Fostering a servant’s heart is a hard battle. For parents, it may feel impossible.
We wanted to hear stories of where it went right, so we asked a few families to share how service and stewardship were used to overcome spiritual entitlement.
- Encourage acts of service when they’re young.
At a young age, my parents began ingraining a servant’s heart in me. I can remember volunteering at a special needs preschool at the age of four. I remember thinking these children were no different than me—we were all four years old, swinging and coloring just the same.
My parents wanted to put me in environments that taught me how to love all kinds of neighbors—neighbors who may not have looked, talked or acted as I did.
As I continued to get older, my parents gave me more opportunities to love the marginalized in our community in Nashville. I played games with children at the local children’s home, served meals to the homeless and tutored underprivileged children at an after-school program.
My mom often quoted Luke 12:48, which says, “Much will be required of everyone who has been given much.” I had been richly blessed both materially and with the love of my parents and the Lord, and I learned that it was my responsibility to spread the overflow of this love.
Now, as a sophomore in college, I think back to the moments of volunteering in the special needs preschool 16 years ago. The desire to help those that the world so often outcasts was something that the Holy Spirit prompted my parents to plant and pray within me at a young age.
I will always be grateful for the ways in which my parents taught and truly showed me how to love my neighbor.
- Teach stewardship by setting the example.
I honestly don’t think I knew how much my parents paid for anything when I was growing up.
They took care of everything, and even though I had a job after I turned 16, I still didn’t buy much myself unless I was getting fries in the drive-thru with my friends. So I have tried to include my own kids more in those types of discussions. I want them to know the price of auto insurance, repairs and the cost of a week-long sports camp.
I’m not trying to make them feel guilty or burdened by that information, so it’s always a careful conversation, but I do think they need to understand that there is a cost, and we want to be good stewards so we have to pick and choose sometimes.
We’ve also made missions a priority. We’ve encouraged our kids to go on mission trips. We want them to be involved in what God is doing around the world, but we also know there is a practical side of it, too.
The streets of Mexico and the slums of Paris have opened their eyes about what is want and what is need. They have raised funds for those trips, too, by doing things like making breakfast burritos to sell at church on Sunday mornings.
Taking ownership in raising money to go serve others has taught them all sorts of great lessons about things like community, materialism, work ethic and giving.
- Serve together on mission trips.
When I was in eighth grade, I went on my first international mission trip to Haiti with my parents and my sister. Individually, we each had a heart for others, but serving together as a family was an incredible experience.
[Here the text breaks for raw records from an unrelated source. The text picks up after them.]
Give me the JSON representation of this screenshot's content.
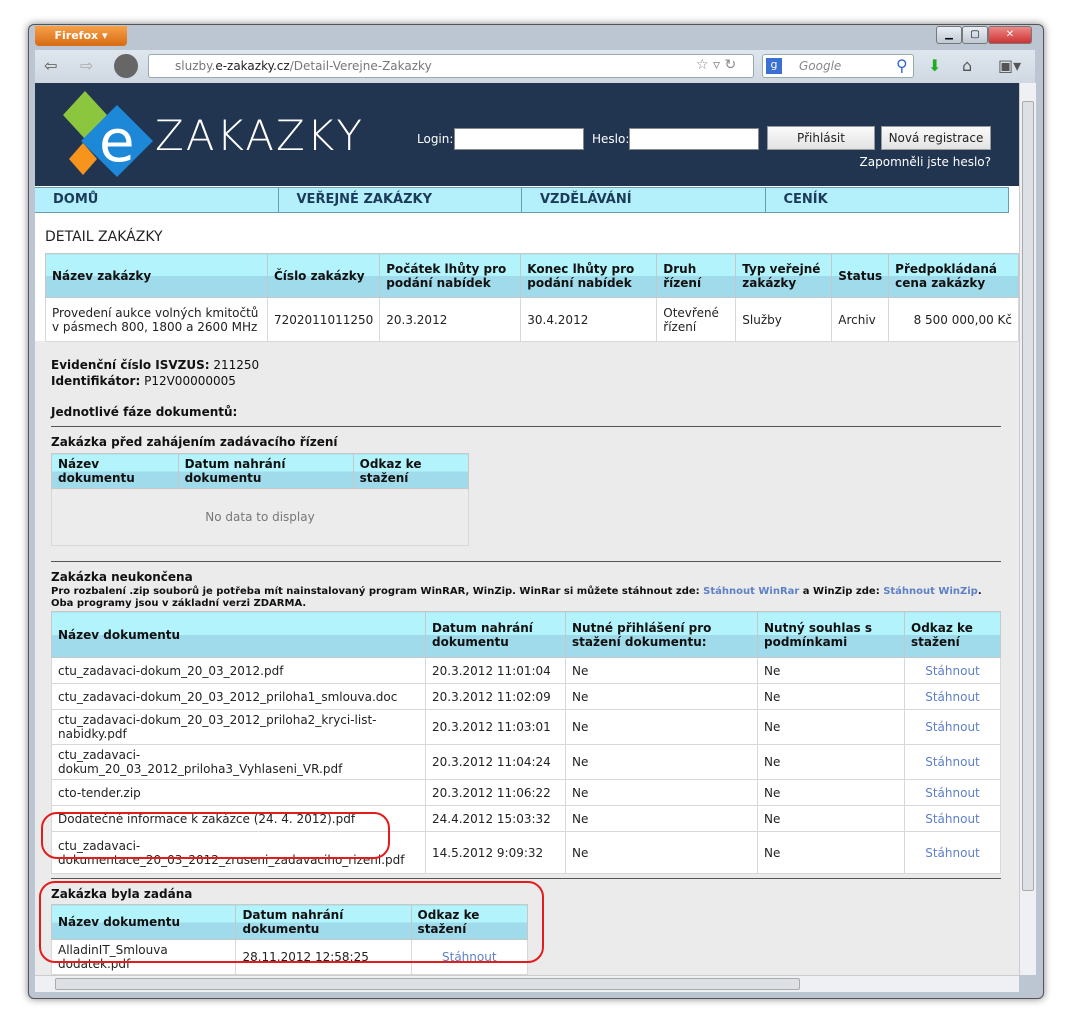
{
  "browser": {
    "menu_label": "Firefox",
    "url_prefix": "sluzby.",
    "url_domain": "e-zakazky.cz",
    "url_path": "/Detail-Verejne-Zakazky",
    "search_placeholder": "Google"
  },
  "header": {
    "brand": "ZAKAZKY",
    "logo_letter": "e",
    "login_label": "Login:",
    "password_label": "Heslo:",
    "login_value": "",
    "password_value": "",
    "login_button": "Přihlásit",
    "register_button": "Nová registrace",
    "forgot_link": "Zapomněli jste heslo?"
  },
  "nav": [
    "DOMŮ",
    "VEŘEJNÉ ZAKÁZKY",
    "VZDĚLÁVÁNÍ",
    "CENÍK"
  ],
  "page_title": "DETAIL ZAKÁZKY",
  "detail_table": {
    "headers": [
      "Název zakázky",
      "Číslo zakázky",
      "Počátek lhůty pro podání nabídek",
      "Konec lhůty pro podání nabídek",
      "Druh řízení",
      "Typ veřejné zakázky",
      "Status",
      "Předpokládaná cena zakázky"
    ],
    "row": [
      "Provedení aukce volných kmitočtů v pásmech 800, 1800 a 2600 MHz",
      "7202011011250",
      "20.3.2012",
      "30.4.2012",
      "Otevřené řízení",
      "Služby",
      "Archiv",
      "8 500 000,00 Kč"
    ]
  },
  "info": {
    "isvzus_label": "Evidenční číslo ISVZUS:",
    "isvzus": "211250",
    "id_label": "Identifikátor:",
    "id": "P12V00000005",
    "phases_title": "Jednotlivé fáze dokumentů:"
  },
  "phase1": {
    "title": "Zakázka před zahájením zadávacího řízení",
    "headers": [
      "Název dokumentu",
      "Datum nahrání dokumentu",
      "Odkaz ke stažení"
    ],
    "empty": "No data to display"
  },
  "phase2": {
    "title": "Zakázka neukončena",
    "note_1": "Pro rozbalení .zip souborů je potřeba mít nainstalovaný program WinRAR, WinZip. WinRar si můžete stáhnout zde: ",
    "link_winrar": "Stáhnout WinRar",
    "note_2": " a WinZip zde: ",
    "link_winzip": "Stáhnout WinZip",
    "note_3": ". Oba programy jsou v základní verzi ZDARMA.",
    "headers": [
      "Název dokumentu",
      "Datum nahrání dokumentu",
      "Nutné přihlášení pro stažení dokumentu:",
      "Nutný souhlas s podmínkami",
      "Odkaz ke stažení"
    ],
    "rows": [
      [
        "ctu_zadavaci-dokum_20_03_2012.pdf",
        "20.3.2012 11:01:04",
        "Ne",
        "Ne",
        "Stáhnout"
      ],
      [
        "ctu_zadavaci-dokum_20_03_2012_priloha1_smlouva.doc",
        "20.3.2012 11:02:09",
        "Ne",
        "Ne",
        "Stáhnout"
      ],
      [
        "ctu_zadavaci-dokum_20_03_2012_priloha2_kryci-list-nabidky.pdf",
        "20.3.2012 11:03:01",
        "Ne",
        "Ne",
        "Stáhnout"
      ],
      [
        "ctu_zadavaci-dokum_20_03_2012_priloha3_Vyhlaseni_VR.pdf",
        "20.3.2012 11:04:24",
        "Ne",
        "Ne",
        "Stáhnout"
      ],
      [
        "cto-tender.zip",
        "20.3.2012 11:06:22",
        "Ne",
        "Ne",
        "Stáhnout"
      ],
      [
        "Dodatečné informace k zakázce (24. 4. 2012).pdf",
        "24.4.2012 15:03:32",
        "Ne",
        "Ne",
        "Stáhnout"
      ],
      [
        "ctu_zadavaci-dokumentace_20_03_2012_zruseni_zadavaciho_rizeni.pdf",
        "14.5.2012 9:09:32",
        "Ne",
        "Ne",
        "Stáhnout"
      ]
    ]
  },
  "phase3": {
    "title": "Zakázka byla zadána",
    "headers": [
      "Název dokumentu",
      "Datum nahrání dokumentu",
      "Odkaz ke stažení"
    ],
    "rows": [
      [
        "AlladinIT_Smlouva dodatek.pdf",
        "28.11.2012 12:58:25",
        "Stáhnout"
      ]
    ]
  },
  "colors": {
    "header_bg": "#213450",
    "nav_bg": "#b3f0fb",
    "link": "#5f80c7",
    "annotation": "#e51c1c"
  }
}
With it being my first time seeing poverty firsthand, it opened my eyes to the needs of others. I saw hungry children, deteriorating shacks and hopeless faces.
I was overwhelmed.
One unforgettable opportunity was to meet the four Haitian girls that we had been sponsoring for almost a year. That experience made me feel as if they were part of our family, not just a picture on our refrigerator.
My sister and I brought some clothes and jewelry that we thought they would like. Since they had so little, they were excited to receive what seemed to us to be a simple gift.
My trip to Haiti completely changed the way I lived my life. As followers of Christ, we are called daily to live out the mission to further the Kingdom of God. I now understand that this includes serving others, whether it is in a foreign country or right in your hometown.
Credit: Caroline Greene, Cynthia Hopkins and Madison Hari
Article courtesy of Parenting Teens magazine.